1. Pitching control
Control is all about getting the right pitch to the right spot at the right time. It's your ability to move the baseball around the strike zone with complete confidence -- iin and out, up and down. When you have to throw a pitch on the outside corner of the plate for a strike, you must have the control to get it there.
The difference between having control and not having control is this: When a pitch needs to be on the outside corner of the plate for a strike, you've got to be able to execute it on the outside corner of the plate. To be effective at pitching, you've got to be able to throw the ball where you need to throw it — when you need to get it there. Having good control will allow you be effective on the mound. You can't just chuck and duck at the higher levels of the game and expect to be successful.
2. Pitch movement
Movement, movement, movement. The higher you advance in baseball, the more "pitch movement" becomes necessary. At the highest levels of the game, you'll need fastballs, sinkerballs, curveballs, changeups, and sliders that sink, cut, dart, and dance. They've got to be pitches that break horizontally and vertically. Trust me. I've been there as a player and now as a coach. Movement is essential.
That's because at the higher levels of the game, every talented baseball hitter will finally catch up to 90 mph fastballs — even 100 mph fastballs.
If you can't throw something that forces the hitter to see a different speed or a change in movement, you may get the hitter in the first inning, but you won't get him in the fifth or eighth innings. (And the latter innings are often the innings that are the most important in determining the outcome of a game.)

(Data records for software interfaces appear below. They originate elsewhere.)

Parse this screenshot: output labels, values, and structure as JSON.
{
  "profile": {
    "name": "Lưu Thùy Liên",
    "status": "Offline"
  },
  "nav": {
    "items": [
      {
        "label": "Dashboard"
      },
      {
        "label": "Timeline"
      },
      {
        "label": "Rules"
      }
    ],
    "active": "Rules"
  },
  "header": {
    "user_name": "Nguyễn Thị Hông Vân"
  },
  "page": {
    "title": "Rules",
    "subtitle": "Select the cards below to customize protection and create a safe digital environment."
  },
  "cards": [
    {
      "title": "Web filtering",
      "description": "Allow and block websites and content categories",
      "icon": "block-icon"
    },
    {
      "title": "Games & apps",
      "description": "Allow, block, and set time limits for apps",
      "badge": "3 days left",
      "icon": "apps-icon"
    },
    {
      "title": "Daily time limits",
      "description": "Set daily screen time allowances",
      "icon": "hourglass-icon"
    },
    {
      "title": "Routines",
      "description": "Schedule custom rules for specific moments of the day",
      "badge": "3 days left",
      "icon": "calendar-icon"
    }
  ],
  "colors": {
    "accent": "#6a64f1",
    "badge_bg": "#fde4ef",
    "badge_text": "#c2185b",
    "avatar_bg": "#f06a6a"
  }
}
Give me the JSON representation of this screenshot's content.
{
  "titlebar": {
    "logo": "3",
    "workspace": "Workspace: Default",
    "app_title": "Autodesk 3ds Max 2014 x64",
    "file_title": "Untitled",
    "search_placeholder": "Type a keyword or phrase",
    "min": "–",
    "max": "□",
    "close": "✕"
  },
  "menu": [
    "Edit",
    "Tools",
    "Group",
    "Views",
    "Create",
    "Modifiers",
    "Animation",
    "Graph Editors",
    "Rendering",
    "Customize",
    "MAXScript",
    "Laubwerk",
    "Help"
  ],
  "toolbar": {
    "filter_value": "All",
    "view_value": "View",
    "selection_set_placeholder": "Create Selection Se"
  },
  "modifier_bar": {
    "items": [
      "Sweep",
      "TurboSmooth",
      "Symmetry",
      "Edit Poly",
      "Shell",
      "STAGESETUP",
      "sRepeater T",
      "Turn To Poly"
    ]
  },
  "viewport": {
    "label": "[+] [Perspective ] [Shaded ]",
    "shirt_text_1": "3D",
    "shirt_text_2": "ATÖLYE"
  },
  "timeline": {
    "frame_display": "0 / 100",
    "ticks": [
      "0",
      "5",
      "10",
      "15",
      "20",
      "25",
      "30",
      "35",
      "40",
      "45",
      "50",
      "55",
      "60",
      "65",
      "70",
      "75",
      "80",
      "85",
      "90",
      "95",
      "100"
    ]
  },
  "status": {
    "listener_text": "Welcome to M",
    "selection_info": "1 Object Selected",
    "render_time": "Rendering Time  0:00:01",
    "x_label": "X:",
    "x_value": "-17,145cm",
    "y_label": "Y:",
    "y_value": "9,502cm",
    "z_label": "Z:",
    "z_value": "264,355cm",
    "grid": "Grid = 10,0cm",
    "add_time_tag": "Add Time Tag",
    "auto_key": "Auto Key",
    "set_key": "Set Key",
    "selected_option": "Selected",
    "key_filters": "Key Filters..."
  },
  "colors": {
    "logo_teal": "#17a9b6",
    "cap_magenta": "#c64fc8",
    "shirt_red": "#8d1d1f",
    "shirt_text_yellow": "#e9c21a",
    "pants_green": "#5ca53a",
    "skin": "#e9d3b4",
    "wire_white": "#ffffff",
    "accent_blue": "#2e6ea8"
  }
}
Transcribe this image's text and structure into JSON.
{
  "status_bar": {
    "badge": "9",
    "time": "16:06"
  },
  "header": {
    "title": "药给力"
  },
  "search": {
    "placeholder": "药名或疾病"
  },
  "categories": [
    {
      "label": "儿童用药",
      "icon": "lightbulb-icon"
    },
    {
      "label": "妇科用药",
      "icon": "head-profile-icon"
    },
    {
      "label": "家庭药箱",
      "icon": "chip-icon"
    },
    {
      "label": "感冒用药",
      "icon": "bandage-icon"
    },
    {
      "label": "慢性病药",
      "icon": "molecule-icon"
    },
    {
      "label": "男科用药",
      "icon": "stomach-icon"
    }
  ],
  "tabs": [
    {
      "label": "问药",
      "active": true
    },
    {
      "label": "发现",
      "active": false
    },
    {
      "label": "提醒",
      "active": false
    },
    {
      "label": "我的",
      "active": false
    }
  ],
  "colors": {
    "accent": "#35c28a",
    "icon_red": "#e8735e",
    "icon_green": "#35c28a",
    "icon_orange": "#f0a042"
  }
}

3. Changing speeds
If you want to make a 90 mph fastball look like a 95 mph fastball, throw a changeup at 75 mph. If you want to frustrate a hitter who is waiting on your 85 mph fastball, throw a "batting practice fastball" at 78 mph, and see what happens. If you had nothing other than one pitch at three different speeds, you'd be better off than one pitch at 100 mph.
Hitting is all about balance. Pitching is all about unbalancing the hitter. You've probably heard that before, right? So how to unbalance the hitter? Change pitch speeds, get the ball to move, locate your pitches, and pitch smart by pitching to spots that are difficult to hit.
4. Pitching velocity
Let's face it. Pitching velocity is exciting. Everyone talks about it: Coaches talk about it. Pro scouts talk about it. Players talk about it. "Throwing hard" simply works because it reduces a hitter's reaction time. Pitching velocity forces the hitter to have to speed up his pitch recognition and swing-decision processes. Velocity also is intimidating: If you throw hard and command the inside part of the plate, for instance, you can effectively intimidate hitters.
Another aspect about pitching velocity is that it actually enables you to get away with being a little more wild (less accurate). It's true. At the lower levels of the game, high pitch velocity allows you to make more mistakes — and to get away with them.
Even at the big league level, baseball hitters will chase more pitches (especially up and in) if you're really bringing the fastball with good velocity. But, to survive in the big leagues and in college as a pitcher, it takes more than just velocity.
How to put it to practice You only have to master three of these four pitching essentials to become a great baseball pitcher. This means that if "throwing hard" isn't one of the essentials you're good at, you should work on the other three.
No one essential is more important than any of the others. But you must have at least three to pitch at the highest levels of the game.
What do you think?
Now it's time to hear from you:
Are there any additional tips that I missed?
Or maybe you have an idea of how I can make this article even better.
Either way, leave a comment and let me know.